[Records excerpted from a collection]
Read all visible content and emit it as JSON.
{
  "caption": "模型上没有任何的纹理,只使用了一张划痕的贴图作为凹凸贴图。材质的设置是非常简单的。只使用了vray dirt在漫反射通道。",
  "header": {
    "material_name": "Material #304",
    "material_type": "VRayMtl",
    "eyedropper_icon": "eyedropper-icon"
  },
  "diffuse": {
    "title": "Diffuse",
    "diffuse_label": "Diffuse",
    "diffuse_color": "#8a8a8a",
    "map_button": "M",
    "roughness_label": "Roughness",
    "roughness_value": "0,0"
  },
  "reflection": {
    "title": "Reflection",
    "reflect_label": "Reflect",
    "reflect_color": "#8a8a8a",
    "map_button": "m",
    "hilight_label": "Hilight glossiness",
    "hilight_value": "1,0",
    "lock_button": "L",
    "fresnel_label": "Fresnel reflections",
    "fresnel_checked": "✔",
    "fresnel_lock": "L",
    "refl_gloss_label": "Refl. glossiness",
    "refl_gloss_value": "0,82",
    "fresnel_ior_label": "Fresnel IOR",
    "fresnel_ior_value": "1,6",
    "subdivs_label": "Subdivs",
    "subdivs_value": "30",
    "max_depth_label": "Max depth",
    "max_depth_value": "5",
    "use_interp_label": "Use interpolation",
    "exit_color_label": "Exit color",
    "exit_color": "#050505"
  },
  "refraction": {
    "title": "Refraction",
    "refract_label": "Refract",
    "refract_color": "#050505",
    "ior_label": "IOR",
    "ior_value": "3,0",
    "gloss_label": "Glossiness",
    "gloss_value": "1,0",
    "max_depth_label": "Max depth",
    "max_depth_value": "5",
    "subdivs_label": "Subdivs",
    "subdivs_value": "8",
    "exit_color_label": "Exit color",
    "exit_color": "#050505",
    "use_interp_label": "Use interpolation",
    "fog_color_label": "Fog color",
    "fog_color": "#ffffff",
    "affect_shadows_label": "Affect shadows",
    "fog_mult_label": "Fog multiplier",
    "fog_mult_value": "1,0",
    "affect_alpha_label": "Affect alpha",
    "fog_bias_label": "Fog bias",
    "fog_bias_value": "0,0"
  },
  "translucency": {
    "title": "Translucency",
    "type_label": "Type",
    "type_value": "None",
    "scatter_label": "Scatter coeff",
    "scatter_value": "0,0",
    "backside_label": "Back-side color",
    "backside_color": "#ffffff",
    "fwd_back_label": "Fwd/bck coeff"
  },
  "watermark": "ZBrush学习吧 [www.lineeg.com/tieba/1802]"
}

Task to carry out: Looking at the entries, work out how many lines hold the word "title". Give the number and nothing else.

Written response: 4